WebSockets are a mechanism that allow a client (typically a web page) to talk to a server without the overhead and complications that web services may pose. The client first establishes a connection using http and then makes a request to switch over to websockets; the process is described in RFC 6455. Using this technology simplifies development of elaborate web based clients and reduces web traffic, which is pretty sweet for developed and admins alike

Unfortunately, not properly securing websockets is pretty sweet for attackers, and can lead to information leakage or, in extreme cases, code execution on the server.

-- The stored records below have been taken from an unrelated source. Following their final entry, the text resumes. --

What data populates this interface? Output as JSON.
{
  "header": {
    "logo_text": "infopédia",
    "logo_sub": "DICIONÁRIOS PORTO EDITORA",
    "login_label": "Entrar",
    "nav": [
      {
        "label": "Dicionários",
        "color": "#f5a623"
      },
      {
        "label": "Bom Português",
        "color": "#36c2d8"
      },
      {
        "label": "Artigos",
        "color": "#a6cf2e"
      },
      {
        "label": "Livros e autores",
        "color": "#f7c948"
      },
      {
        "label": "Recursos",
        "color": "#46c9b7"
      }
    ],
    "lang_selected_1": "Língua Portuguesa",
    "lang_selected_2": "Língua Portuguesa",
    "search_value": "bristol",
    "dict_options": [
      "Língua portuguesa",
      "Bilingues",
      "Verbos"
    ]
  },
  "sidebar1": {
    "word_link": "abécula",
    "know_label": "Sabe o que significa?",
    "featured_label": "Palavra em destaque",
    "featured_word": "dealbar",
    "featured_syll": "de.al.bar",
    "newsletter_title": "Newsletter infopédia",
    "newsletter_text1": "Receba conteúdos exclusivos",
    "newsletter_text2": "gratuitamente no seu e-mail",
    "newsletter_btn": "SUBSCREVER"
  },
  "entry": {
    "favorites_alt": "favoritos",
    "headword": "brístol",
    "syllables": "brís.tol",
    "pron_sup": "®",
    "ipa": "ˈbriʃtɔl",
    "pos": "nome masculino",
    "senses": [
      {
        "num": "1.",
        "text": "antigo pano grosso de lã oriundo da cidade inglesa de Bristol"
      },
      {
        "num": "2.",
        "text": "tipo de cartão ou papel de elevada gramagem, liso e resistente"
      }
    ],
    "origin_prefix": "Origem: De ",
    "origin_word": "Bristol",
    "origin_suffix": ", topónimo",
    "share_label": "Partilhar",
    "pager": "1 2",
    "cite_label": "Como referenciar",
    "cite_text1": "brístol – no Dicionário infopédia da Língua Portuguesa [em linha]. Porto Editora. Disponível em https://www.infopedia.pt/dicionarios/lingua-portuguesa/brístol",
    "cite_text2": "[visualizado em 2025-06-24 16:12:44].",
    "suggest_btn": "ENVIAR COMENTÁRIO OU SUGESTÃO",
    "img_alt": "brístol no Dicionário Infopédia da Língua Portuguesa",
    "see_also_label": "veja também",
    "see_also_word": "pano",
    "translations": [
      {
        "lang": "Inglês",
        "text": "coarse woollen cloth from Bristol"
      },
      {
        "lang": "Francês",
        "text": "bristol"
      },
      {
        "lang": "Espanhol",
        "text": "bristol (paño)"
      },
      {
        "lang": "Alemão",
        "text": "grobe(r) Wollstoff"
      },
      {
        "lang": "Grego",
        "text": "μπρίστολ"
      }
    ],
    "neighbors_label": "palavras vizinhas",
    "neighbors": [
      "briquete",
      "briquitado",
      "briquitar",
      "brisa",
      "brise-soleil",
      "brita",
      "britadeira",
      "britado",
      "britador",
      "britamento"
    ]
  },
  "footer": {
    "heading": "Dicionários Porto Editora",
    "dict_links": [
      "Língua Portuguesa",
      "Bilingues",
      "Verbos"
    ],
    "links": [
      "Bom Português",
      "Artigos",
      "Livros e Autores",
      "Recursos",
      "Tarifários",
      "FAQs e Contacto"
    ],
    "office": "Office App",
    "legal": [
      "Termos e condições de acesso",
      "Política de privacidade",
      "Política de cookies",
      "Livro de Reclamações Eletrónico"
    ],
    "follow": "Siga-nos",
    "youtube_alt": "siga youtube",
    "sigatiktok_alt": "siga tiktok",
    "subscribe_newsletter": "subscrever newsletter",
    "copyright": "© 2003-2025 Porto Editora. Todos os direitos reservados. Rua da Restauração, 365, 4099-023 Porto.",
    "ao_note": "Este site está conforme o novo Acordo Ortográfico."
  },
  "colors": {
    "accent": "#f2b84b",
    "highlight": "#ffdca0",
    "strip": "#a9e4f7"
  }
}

If you’re used to setting up authentication using a framework and letting things rub on their own, you will have to rethink your strategy; and if you plan on doing something like piping your users’ input to another library or executable, be particularly careful about sanitizing it! While the way to a man’s heart is through his stomach, the way to a server’s heart is through user inputs.

VNC passwords

We like to think of VNC passwords as encrypted; but when you consider that they’re encrypted using DES (a weak encryption algorithm) with a key that is hardcoded… Well… That pretty much makes VNC passwords encoded and not encrypted. There are a few VNC password revealers out there, such as vncpwd or VNCPassView, the former can be used in Linux and the latter in Windows. A prerequisite to using these is that you have access to the VNC passwd file and/or registry. Other tools exist to snarf the VNC password out of network captures.